* [What you need to do]: Copy out all lines of the records in which the word "Internet" appears.

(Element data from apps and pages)
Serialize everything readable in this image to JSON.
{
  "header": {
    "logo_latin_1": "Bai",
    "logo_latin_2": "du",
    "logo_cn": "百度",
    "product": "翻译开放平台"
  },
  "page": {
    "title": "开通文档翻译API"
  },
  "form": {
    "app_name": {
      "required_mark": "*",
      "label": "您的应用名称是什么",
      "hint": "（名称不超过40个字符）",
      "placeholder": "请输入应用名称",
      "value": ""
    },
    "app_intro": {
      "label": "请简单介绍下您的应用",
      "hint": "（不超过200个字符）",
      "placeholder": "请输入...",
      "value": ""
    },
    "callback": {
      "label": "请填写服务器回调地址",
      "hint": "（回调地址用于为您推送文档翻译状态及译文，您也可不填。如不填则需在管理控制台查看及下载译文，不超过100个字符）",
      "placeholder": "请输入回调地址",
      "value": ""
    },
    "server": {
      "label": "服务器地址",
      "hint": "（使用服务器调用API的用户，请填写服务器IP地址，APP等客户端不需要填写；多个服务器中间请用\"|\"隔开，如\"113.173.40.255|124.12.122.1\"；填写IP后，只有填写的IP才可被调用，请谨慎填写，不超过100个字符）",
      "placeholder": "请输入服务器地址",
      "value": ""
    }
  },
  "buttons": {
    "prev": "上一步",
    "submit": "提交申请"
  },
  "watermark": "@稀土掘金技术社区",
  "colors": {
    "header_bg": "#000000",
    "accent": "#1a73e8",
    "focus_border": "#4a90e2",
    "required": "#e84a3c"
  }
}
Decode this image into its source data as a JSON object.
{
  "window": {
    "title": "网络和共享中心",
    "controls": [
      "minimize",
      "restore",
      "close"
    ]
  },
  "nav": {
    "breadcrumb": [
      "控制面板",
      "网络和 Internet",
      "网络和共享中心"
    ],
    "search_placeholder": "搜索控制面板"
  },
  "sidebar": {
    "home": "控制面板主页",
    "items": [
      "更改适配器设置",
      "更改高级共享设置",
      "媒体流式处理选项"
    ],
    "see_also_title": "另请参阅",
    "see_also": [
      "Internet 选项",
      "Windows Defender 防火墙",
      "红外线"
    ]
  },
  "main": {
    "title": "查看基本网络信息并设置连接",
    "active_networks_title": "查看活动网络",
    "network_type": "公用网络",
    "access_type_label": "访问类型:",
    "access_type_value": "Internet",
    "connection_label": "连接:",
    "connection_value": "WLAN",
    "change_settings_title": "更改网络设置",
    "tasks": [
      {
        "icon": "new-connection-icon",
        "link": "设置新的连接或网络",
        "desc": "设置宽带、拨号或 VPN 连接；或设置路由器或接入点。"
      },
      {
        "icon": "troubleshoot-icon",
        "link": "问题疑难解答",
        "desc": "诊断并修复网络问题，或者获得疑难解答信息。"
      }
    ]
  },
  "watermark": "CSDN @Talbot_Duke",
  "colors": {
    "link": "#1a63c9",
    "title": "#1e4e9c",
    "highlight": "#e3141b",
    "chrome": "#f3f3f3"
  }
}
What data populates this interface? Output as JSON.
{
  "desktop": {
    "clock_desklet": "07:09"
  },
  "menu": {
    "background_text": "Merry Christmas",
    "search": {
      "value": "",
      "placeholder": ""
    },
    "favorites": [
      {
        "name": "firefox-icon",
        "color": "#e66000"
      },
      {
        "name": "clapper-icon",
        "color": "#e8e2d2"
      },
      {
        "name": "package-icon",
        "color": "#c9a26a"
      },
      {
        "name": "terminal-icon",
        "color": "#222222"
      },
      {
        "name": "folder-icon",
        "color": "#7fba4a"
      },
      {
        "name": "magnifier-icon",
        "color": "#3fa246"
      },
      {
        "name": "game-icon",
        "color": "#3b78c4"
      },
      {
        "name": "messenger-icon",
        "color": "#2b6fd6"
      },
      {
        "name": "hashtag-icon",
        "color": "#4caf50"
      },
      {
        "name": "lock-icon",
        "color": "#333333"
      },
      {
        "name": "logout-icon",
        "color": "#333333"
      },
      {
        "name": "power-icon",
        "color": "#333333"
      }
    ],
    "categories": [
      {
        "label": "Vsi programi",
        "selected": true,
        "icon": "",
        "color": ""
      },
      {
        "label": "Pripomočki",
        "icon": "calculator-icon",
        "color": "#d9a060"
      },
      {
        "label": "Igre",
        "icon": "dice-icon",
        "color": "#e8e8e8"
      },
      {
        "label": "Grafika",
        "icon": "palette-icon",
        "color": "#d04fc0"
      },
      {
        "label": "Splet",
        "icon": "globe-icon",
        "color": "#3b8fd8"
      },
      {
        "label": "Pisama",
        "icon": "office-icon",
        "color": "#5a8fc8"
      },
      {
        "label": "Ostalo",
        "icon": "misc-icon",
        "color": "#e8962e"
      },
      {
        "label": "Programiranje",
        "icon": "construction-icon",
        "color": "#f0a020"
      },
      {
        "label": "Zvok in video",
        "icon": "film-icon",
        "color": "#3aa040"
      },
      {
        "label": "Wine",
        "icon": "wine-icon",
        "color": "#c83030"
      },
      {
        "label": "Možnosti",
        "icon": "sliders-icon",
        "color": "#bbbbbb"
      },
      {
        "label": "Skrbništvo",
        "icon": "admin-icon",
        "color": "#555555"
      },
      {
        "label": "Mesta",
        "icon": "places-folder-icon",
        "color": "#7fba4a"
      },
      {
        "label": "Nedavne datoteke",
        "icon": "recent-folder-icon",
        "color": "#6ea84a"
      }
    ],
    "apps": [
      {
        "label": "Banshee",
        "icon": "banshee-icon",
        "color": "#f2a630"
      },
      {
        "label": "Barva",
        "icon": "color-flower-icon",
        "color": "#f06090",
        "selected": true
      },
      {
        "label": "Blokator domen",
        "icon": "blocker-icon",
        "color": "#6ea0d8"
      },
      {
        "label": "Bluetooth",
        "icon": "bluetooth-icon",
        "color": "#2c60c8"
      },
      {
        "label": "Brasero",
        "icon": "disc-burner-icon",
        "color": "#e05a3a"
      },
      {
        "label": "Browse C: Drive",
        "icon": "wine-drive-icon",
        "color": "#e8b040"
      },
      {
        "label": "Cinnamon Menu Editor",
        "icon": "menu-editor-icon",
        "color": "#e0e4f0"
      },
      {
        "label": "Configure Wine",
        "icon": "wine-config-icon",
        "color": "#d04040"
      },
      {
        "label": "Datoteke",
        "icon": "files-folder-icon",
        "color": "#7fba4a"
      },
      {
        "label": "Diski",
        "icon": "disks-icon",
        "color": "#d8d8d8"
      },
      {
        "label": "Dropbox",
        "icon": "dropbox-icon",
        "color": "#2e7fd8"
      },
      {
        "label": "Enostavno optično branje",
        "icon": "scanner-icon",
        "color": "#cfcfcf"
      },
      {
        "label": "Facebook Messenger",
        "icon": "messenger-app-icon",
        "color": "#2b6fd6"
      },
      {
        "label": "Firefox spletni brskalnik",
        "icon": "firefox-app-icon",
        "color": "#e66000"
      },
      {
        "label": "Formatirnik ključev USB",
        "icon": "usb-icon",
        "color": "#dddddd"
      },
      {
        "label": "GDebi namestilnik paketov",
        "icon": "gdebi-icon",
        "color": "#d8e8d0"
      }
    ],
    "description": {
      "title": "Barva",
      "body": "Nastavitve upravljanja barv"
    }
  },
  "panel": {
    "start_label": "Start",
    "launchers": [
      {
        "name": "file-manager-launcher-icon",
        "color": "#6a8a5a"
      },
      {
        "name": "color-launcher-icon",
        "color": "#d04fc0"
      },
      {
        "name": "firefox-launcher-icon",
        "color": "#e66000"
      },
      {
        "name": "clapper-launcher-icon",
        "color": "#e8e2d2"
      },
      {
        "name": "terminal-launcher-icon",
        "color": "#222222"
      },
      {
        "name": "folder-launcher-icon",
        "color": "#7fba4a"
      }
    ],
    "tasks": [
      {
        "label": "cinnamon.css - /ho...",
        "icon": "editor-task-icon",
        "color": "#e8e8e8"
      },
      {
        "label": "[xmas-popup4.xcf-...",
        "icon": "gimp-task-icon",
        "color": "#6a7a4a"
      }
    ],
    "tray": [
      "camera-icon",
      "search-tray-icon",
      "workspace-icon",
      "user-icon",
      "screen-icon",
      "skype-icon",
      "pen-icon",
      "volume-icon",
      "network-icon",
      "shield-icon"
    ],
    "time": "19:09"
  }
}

* [Result]:
      "网络和 Internet",
      "Internet 选项",
    "access_type_value": "Internet",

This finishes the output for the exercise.